## EXERCISE MATERIALS:
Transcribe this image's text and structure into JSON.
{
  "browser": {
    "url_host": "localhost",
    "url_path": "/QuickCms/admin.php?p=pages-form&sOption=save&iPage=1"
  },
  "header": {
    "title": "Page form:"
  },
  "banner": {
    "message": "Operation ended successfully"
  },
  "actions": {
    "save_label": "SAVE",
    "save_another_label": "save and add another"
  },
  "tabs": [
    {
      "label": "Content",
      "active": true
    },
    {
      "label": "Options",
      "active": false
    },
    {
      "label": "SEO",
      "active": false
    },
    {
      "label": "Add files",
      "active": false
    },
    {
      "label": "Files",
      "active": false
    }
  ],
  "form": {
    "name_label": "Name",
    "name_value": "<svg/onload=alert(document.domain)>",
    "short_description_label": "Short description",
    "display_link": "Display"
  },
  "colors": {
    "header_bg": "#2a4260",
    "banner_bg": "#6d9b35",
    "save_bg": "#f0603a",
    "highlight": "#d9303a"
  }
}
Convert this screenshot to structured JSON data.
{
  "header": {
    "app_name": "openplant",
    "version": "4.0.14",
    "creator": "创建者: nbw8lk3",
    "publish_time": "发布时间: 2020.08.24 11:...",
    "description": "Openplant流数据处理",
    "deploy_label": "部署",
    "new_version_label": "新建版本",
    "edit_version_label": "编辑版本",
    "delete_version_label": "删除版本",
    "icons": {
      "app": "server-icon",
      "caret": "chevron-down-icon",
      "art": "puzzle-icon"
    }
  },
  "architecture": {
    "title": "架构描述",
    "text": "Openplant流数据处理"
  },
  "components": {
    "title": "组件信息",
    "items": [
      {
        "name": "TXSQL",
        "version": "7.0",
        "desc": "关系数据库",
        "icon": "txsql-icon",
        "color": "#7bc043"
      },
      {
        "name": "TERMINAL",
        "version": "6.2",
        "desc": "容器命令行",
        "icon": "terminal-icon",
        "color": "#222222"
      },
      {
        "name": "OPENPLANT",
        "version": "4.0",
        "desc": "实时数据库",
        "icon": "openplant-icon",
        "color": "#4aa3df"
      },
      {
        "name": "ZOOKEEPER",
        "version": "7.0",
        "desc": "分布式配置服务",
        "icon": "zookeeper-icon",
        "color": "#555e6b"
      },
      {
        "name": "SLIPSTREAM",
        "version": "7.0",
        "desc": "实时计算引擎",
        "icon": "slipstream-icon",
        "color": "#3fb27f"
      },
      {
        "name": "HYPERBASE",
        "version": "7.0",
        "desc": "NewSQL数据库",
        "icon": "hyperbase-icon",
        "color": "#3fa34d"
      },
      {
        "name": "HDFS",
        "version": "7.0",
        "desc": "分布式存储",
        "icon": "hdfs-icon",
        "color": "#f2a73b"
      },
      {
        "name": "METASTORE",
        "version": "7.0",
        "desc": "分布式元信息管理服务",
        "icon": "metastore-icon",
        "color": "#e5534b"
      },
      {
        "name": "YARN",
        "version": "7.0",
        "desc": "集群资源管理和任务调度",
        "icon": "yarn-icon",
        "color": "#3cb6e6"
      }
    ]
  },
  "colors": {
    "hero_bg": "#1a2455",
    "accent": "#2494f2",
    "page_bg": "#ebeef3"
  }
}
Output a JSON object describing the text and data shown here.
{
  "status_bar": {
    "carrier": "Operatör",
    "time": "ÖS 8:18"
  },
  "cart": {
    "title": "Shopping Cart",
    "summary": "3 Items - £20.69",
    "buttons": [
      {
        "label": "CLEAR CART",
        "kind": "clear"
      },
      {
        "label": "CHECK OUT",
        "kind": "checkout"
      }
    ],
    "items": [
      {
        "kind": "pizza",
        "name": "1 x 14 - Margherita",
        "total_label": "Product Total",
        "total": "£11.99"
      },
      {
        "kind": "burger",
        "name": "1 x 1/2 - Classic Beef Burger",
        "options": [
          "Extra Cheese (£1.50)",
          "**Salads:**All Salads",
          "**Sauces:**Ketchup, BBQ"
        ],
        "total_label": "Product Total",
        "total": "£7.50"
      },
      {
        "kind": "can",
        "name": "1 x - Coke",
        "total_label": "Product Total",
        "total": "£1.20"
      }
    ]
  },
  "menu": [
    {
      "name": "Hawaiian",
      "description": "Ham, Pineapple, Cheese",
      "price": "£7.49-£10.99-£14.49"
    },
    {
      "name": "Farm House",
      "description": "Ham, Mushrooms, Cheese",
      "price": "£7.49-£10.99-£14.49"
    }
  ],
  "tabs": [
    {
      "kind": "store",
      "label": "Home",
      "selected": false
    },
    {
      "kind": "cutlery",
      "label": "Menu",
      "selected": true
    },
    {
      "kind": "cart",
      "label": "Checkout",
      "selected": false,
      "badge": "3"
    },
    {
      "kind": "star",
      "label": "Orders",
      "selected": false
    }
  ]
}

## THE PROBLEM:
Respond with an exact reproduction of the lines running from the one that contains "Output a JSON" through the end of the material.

## ANSWER FOR THIS EXERCISE:
Output a JSON object describing the text and data shown here.
{
  "status_bar": {
    "carrier": "Operatör",
    "time": "ÖS 8:18"
  },
  "cart": {
    "title": "Shopping Cart",
    "summary": "3 Items - £20.69",
    "buttons": [
      {
        "label": "CLEAR CART",
        "kind": "clear"
      },
      {
        "label": "CHECK OUT",
        "kind": "checkout"
      }
    ],
    "items": [
      {
        "kind": "pizza",
        "name": "1 x 14 - Margherita",
        "total_label": "Product Total",
        "total": "£11.99"
      },
      {
        "kind": "burger",
        "name": "1 x 1/2 - Classic Beef Burger",
        "options": [
          "Extra Cheese (£1.50)",
          "**Salads:**All Salads",
          "**Sauces:**Ketchup, BBQ"
        ],
        "total_label": "Product Total",
        "total": "£7.50"
      },
      {
        "kind": "can",
        "name": "1 x - Coke",
        "total_label": "Product Total",
        "total": "£1.20"
      }
    ]
  },
  "menu": [
    {
      "name": "Hawaiian",
      "description": "Ham, Pineapple, Cheese",
      "price": "£7.49-£10.99-£14.49"
    },
    {
      "name": "Farm House",
      "description": "Ham, Mushrooms, Cheese",
      "price": "£7.49-£10.99-£14.49"
    }
  ],
  "tabs": [
    {
      "kind": "store",
      "label": "Home",
      "selected": false
    },
    {
      "kind": "cutlery",
      "label": "Menu",
      "selected": true
    },
    {
      "kind": "cart",
      "label": "Checkout",
      "selected": false,
      "badge": "3"
    },
    {
      "kind": "star",
      "label": "Orders",
      "selected": false
    }
  ]
}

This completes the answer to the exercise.